President Obama has proposed a six-year, $478 billion infrastructure plan, where roughly half of the new spending would be paid for by a one-time 14 percent tax on nearly $2 trillion of foreign earnings that corporations like General Electric, Microsoft, Pfizer and Apple are currently stashing overseas, escaping immediate taxation. In addition, companies would have to pay a new permanent 19 percent tax on foreign earnings, which would be lower than the 35 percent they are supposed to pay, but avoid by hiding their earning in other countries.
Most Republicans now oppose a new mandatory corporate tax on foreign earnings, preferring a one-time "repatriation holiday" in which companies would be allowed to return their overseas revenues to the United States by paying a reduced tax rate, between 15 and 20 percent. And unlike Obama's proposal, the GOP wants a company's decision to be voluntary, not mandatory, which is a little like asking the fox to please put some eggs back in the henhouse.

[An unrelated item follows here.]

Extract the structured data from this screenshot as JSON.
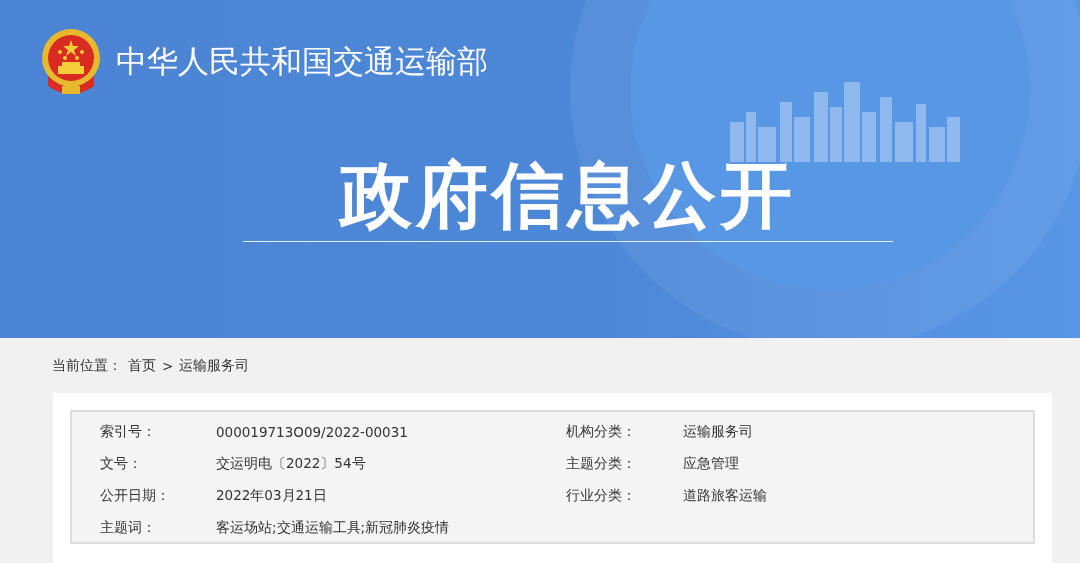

A compromise would be to allow this corporate tax holiday, but require a company that takes advantage of it to deposit a set amount, such as $100 million dollars, in a National Infrastructure Bank, a concept that would be a new and improved version of one proposed in 2007 by Senators Chris Dodd (D., CT) and Chuck Hagel (R., NE). If we look at energy efficiency, transportation improvements, water and sanitation upgrades, these are all things that moderate Republicans would likely agree to. And to deal with the conservatives who don't believe in spending, you spread it out over the 50 states, so by voting against it, they're voting against money that would benefit their own constituency. To be fair, you would have to allocate funds based on population, but every state has infrastructure that's in need of repair. But conservatives need to be open to the idea that there's a difference between spending and investing.
The fact is the country may be a house divided, but the house still needs work. And as we head toward the 2016 election, the GOP can take the lead on an issue that could unite, rather than divide us, as Democrats and Republicans fundamentally agree on supporting public infrastructure. Rather than project a brand that stands for tearing down the opposition, the Republican Party can help design a blueprint that will benefit each and every citizen.
This is a perfect issue for progress, one that shows Americans that we can be architects of positive change. It's time for the GOP to start building that bridge.